Does heat flow always in the direction of maximum decrease?

I was wondering if at a given gradient temperature heat could flow in any direction satisfying moving from a higher to a lower temperature. Or it can only flow in the direction of gradient? Consider a point $$(x_0,y_0,z_0)$$ where $$T_0=T(x_0,y_0,z_0)$$ and $$T_1$$, $$T_2$$ are the temperatures of two points very close to the $$(x_0,y_0,z_0)$$. It is true that $$T_0>T_1>T_2$$. Would some amount of heat flow to the point with $$T_1$$ and another amount to the point with $$T_2$$ or all the heat would flow to the point with the maximum temperature difference? What if $$T_1=T_2$$?

• In your example, some energy would flow to $T_1$, and some would flow to $T_2$. If $T_1=T_2$, then equal amounts of energy would flow to each point (assuming 1 dimension or isotropic thermal conductivity). Can you please state your question more clearly? – Drew Apr 12 '20 at 21:04
• I think this wikipedia article will help en.wikipedia.org/wiki/Fick%27s_laws_of_diffusion – Ofek Gillon Apr 13 '20 at 12:00
• I asked this because Fourier law is written in terms of the gradient $$\overrightarrow{q}=-k\nabla T$$ and was thinking if the amount of heat that lefts from a point would be distributed over the local points with lower temperatures or will only flow to the local point of lowest temperature (according to gradient)? – Antonios Sarikas Apr 15 '20 at 14:18

In your example, if $$T_1 = T_2$$ points $$1$$ and $$2$$ are at the same level surface, and there is no flow between that points.
One can also think about it in the following way. At point $$0$$, the temperature is higher than at point $$1$$ and $$2$$. What it means is that the molecules of the medium at point $$0$$ are "jiggling" more rapidly than the molecules at points $$1$$ and $$2$$. These rapidly moving molecules at point $$0$$ will exchange momentum with neighboring molecules, which are "jiggling" little slower, making them "jiggle" little faster. This "jiggling" will "propagate" towards point $$1$$ as well as towards point $$2$$, the difference is that "the rate of propagation" of this "jiggling" $$(\propto \nabla T)$$ towards point $$2$$ will be larger than it is towards point $$1$$ because $$T_0>T_1>T_2$$. The "propagation of jiggling" is called heat transfer and "the rate of propagation" is related to the heat flux $$\mathbf{q}$$. Of course to calculate "total amount of heat transfer", one has to consider where the points $$1$$ and $$2$$ lie relative to point $$0$$, are they on the same line? Is point $$1$$ closer to point $$0$$ than the point $$2$$? How much time has elapsed?
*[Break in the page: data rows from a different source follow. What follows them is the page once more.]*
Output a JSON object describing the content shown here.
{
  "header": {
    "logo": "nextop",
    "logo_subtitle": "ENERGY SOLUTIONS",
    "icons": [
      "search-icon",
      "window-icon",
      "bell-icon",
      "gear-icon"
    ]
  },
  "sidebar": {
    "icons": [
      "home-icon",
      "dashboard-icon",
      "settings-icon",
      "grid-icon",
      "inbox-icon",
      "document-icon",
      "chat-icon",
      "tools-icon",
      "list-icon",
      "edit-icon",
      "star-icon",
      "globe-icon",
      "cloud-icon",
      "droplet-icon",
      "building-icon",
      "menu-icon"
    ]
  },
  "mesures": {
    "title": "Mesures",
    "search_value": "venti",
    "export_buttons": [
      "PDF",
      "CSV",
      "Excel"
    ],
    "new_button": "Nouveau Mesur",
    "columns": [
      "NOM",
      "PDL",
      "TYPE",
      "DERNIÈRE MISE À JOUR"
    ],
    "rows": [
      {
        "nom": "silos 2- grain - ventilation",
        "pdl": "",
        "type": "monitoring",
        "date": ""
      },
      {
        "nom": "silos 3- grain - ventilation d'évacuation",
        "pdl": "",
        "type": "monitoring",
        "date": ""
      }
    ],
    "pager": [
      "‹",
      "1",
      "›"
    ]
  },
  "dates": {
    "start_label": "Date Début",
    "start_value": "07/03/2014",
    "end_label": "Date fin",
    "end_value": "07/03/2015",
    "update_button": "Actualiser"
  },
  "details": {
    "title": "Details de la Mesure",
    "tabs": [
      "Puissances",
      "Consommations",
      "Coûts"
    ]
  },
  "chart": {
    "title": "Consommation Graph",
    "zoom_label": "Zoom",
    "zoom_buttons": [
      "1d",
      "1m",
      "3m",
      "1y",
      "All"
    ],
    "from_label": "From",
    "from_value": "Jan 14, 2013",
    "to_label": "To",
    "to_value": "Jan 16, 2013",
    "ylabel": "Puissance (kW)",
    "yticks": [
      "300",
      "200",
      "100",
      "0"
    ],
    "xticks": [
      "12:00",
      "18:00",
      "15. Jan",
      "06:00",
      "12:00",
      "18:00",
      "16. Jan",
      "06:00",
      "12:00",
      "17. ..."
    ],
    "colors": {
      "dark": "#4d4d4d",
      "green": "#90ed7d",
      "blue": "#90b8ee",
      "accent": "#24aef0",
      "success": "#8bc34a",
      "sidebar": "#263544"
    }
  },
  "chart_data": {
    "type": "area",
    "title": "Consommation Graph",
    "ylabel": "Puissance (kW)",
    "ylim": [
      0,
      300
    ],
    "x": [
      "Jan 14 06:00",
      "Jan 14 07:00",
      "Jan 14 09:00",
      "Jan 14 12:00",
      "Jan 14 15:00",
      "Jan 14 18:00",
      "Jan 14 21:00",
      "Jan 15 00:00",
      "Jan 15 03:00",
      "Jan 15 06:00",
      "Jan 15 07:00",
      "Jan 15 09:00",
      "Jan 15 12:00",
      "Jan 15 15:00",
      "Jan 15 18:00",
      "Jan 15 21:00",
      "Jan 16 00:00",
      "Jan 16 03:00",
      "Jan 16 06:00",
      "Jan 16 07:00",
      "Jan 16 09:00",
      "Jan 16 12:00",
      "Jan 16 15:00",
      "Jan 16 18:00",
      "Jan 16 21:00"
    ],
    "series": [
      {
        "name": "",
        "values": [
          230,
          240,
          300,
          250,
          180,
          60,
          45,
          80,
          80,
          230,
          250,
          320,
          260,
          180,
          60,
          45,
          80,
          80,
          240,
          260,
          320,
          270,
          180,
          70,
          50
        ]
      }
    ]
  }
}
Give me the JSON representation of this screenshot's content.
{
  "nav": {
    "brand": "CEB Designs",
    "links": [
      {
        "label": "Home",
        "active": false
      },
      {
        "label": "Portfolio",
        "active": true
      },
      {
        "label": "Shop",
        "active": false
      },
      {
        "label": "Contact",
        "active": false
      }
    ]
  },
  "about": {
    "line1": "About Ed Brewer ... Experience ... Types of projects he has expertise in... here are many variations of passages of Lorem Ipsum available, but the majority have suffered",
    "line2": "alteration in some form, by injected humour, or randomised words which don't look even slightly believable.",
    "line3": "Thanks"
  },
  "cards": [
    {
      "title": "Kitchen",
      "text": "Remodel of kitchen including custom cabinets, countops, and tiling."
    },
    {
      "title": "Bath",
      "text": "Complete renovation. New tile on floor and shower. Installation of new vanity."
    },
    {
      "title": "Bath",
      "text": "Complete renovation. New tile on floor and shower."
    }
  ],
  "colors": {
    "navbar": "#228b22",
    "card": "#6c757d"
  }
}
Are the points maintained at constant temperature? The situation may become even more complicated if the medium is a fluid! Hope this gives the idea and probably now you can guess what happens if $$T_1=T_2$$.